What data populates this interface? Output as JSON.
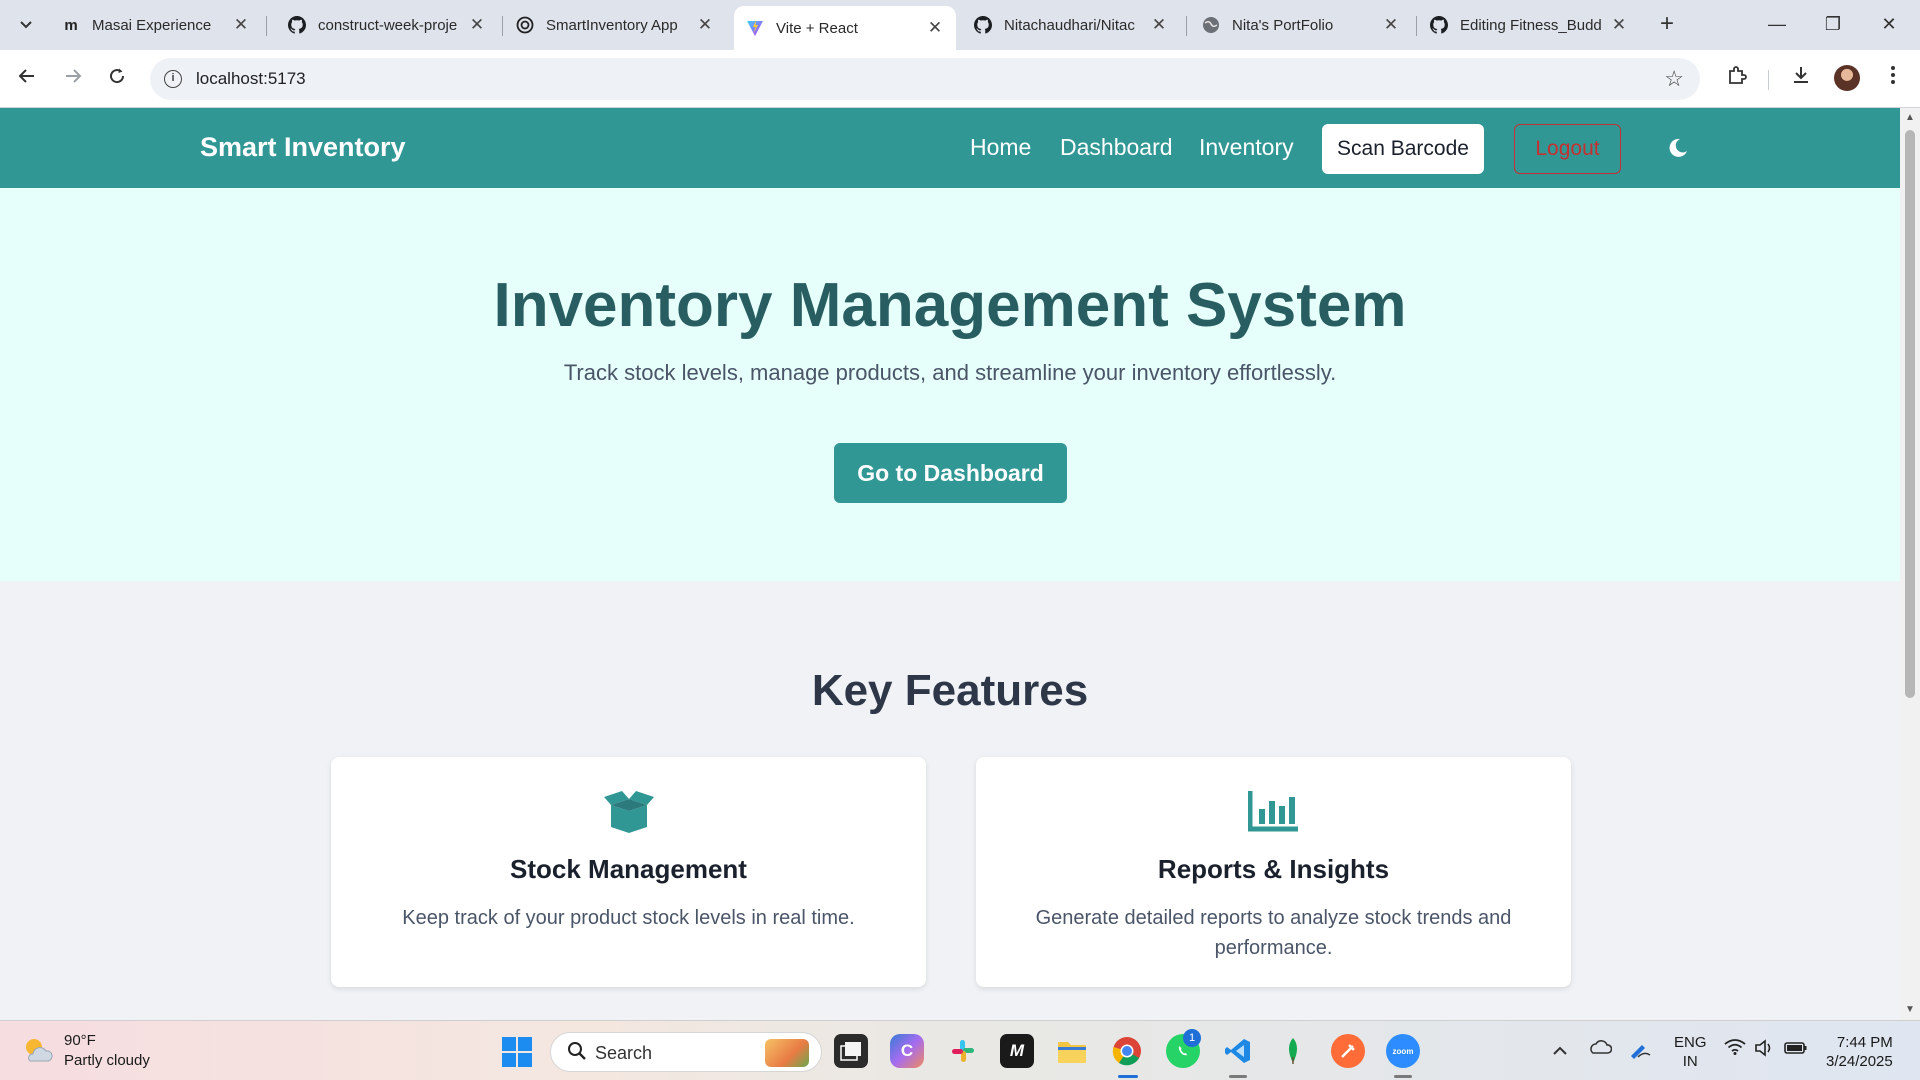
{
  "browser": {
    "tabs": [
      {
        "title": "Masai Experience",
        "favicon": "masai-icon",
        "active": false
      },
      {
        "title": "construct-week-proje",
        "favicon": "github-icon",
        "active": false
      },
      {
        "title": "SmartInventory App",
        "favicon": "openai-icon",
        "active": false
      },
      {
        "title": "Vite + React",
        "favicon": "vite-icon",
        "active": true
      },
      {
        "title": "Nitachaudhari/Nitac",
        "favicon": "github-icon",
        "active": false
      },
      {
        "title": "Nita's PortFolio",
        "favicon": "globe-icon",
        "active": false
      },
      {
        "title": "Editing Fitness_Budd",
        "favicon": "github-icon",
        "active": false
      }
    ],
    "url": "localhost:5173"
  },
  "navbar": {
    "brand": "Smart Inventory",
    "links": [
      "Home",
      "Dashboard",
      "Inventory"
    ],
    "scan_button": "Scan Barcode",
    "logout_button": "Logout",
    "theme_icon": "moon-icon"
  },
  "hero": {
    "title": "Inventory Management System",
    "subtitle": "Track stock levels, manage products, and streamline your inventory effortlessly.",
    "cta": "Go to Dashboard"
  },
  "features": {
    "heading": "Key Features",
    "cards": [
      {
        "icon": "box-open-icon",
        "title": "Stock Management",
        "description": "Keep track of your product stock levels in real time."
      },
      {
        "icon": "bar-chart-icon",
        "title": "Reports & Insights",
        "description": "Generate detailed reports to analyze stock trends and performance."
      }
    ]
  },
  "taskbar": {
    "weather_temp": "90°F",
    "weather_desc": "Partly cloudy",
    "search_label": "Search",
    "whatsapp_badge": "1",
    "lang_primary": "ENG",
    "lang_region": "IN",
    "time": "7:44 PM",
    "date": "3/24/2025"
  },
  "colors": {
    "primary": "#319795",
    "hero_bg": "#e6fffa",
    "hero_title": "#285e61",
    "logout": "#c53030"
  }
}
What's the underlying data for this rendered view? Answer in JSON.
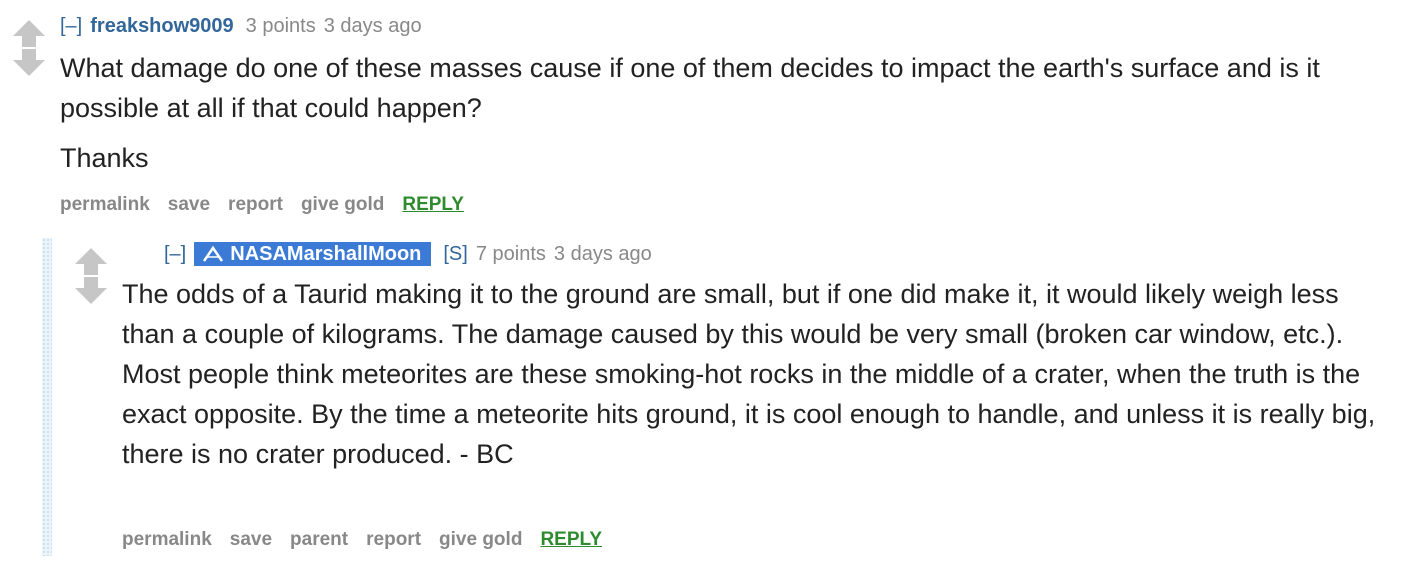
{
  "comment": {
    "expand_label": "[–]",
    "author": "freakshow9009",
    "score": "3 points",
    "time": "3 days ago",
    "body": [
      "What damage do one of these masses cause if one of them decides to impact the earth's surface and is it possible at all if that could happen?",
      "Thanks"
    ],
    "buttons": {
      "permalink": "permalink",
      "save": "save",
      "report": "report",
      "give_gold": "give gold",
      "reply": "REPLY"
    }
  },
  "reply": {
    "expand_label": "[–]",
    "author": "NASAMarshallMoon",
    "author_badge_color": "#3b7bd5",
    "author_icon": "nasa-chevron-icon",
    "submitter_tag": "[S]",
    "score": "7 points",
    "time": "3 days ago",
    "body": [
      "The odds of a Taurid making it to the ground are small, but if one did make it, it would likely weigh less than a couple of kilograms. The damage caused by this would be very small (broken car window, etc.). Most people think meteorites are these smoking-hot rocks in the middle of a crater, when the truth is the exact opposite. By the time a meteorite hits ground, it is cool enough to handle, and unless it is really big, there is no crater produced. - BC"
    ],
    "buttons": {
      "permalink": "permalink",
      "save": "save",
      "parent": "parent",
      "report": "report",
      "give_gold": "give gold",
      "reply": "REPLY"
    }
  },
  "colors": {
    "link_blue": "#336699",
    "muted_gray": "#888888",
    "reply_green": "#2e8b2e",
    "arrow_gray": "#c6c6c6"
  }
}
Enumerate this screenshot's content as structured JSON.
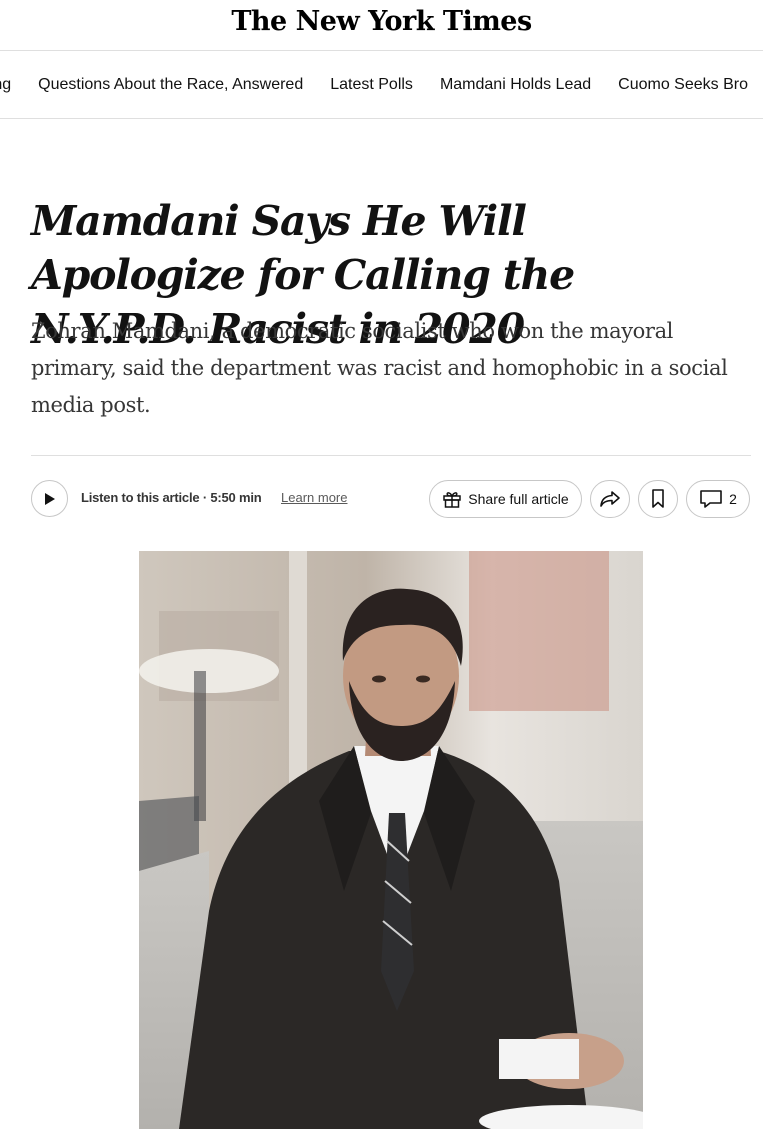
{
  "masthead": {
    "logo_text": "The New York Times"
  },
  "nav": {
    "items": [
      "nning",
      "Questions About the Race, Answered",
      "Latest Polls",
      "Mamdani Holds Lead",
      "Cuomo Seeks Bro"
    ]
  },
  "article": {
    "headline": "Mamdani Says He Will Apologize for Calling the N.Y.P.D. Racist in 2020",
    "summary": "Zohran Mamdani, a democratic socialist who won the mayoral primary, said the department was racist and homophobic in a social media post."
  },
  "toolbar": {
    "listen_text": "Listen to this article · 5:50 min",
    "learn_more": "Learn more",
    "share_full_label": "Share full article",
    "comments_count": "2"
  },
  "icons": {
    "play": "play-icon",
    "gift": "gift-icon",
    "share": "share-arrow-icon",
    "bookmark": "bookmark-icon",
    "comment": "comment-icon"
  }
}
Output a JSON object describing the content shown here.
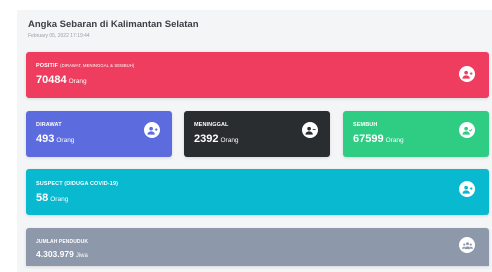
{
  "header": {
    "title": "Angka Sebaran di Kalimantan Selatan",
    "timestamp": "February 05, 2022 17:19:44"
  },
  "cards": {
    "positif": {
      "label": "POSITIF",
      "sublabel": "(DIRAWAT, MENINGGAL & SEMBUH)",
      "value": "70484",
      "unit": "Orang",
      "color": "#ee3d5e",
      "icon": "user-plus-icon"
    },
    "dirawat": {
      "label": "DIRAWAT",
      "value": "493",
      "unit": "Orang",
      "color": "#5c6bde",
      "icon": "user-plus-icon"
    },
    "meninggal": {
      "label": "MENINGGAL",
      "value": "2392",
      "unit": "Orang",
      "color": "#2a2d30",
      "icon": "user-minus-icon"
    },
    "sembuh": {
      "label": "SEMBUH",
      "value": "67599",
      "unit": "Orang",
      "color": "#2fcc84",
      "icon": "user-check-icon"
    },
    "suspect": {
      "label": "SUSPECT (DIDUGA COVID-19)",
      "value": "58",
      "unit": "Orang",
      "color": "#08b9cf",
      "icon": "user-plus-icon"
    },
    "penduduk": {
      "label": "JUMLAH PENDUDUK",
      "value": "4.303.979",
      "unit": "Jiwa",
      "color": "#8d98aa",
      "icon": "users-icon"
    }
  }
}
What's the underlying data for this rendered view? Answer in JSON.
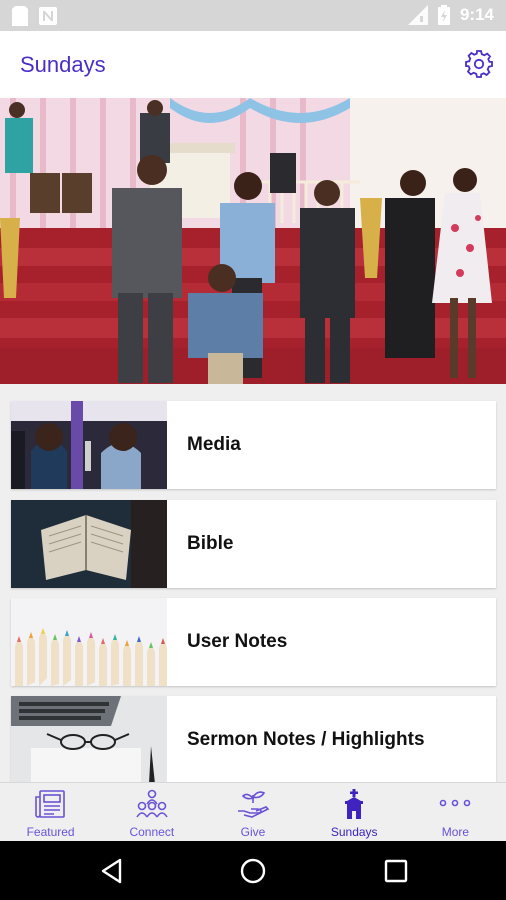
{
  "status_bar": {
    "time": "9:14"
  },
  "app_bar": {
    "title": "Sundays"
  },
  "menu_items": [
    {
      "label": "Media"
    },
    {
      "label": "Bible"
    },
    {
      "label": "User Notes"
    },
    {
      "label": "Sermon Notes / Highlights"
    }
  ],
  "bottom_nav": [
    {
      "label": "Featured",
      "icon": "newspaper-icon"
    },
    {
      "label": "Connect",
      "icon": "people-icon"
    },
    {
      "label": "Give",
      "icon": "hand-plant-icon"
    },
    {
      "label": "Sundays",
      "icon": "church-icon",
      "active": true
    },
    {
      "label": "More",
      "icon": "more-dots-icon"
    }
  ],
  "colors": {
    "accent": "#4a2fc7",
    "nav_label": "#6a52d6"
  }
}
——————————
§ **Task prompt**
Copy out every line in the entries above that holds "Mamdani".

§ **Response to this exercise**
      "Mamdani Holds Lead",
    "headline": "Mamdani Says He Will Apologize for Calling the N.Y.P.D. Racist in 2020",
    "summary": "Zohran Mamdani, a democratic socialist who won the mayoral primary, said the department was racist and homophobic in a social media post."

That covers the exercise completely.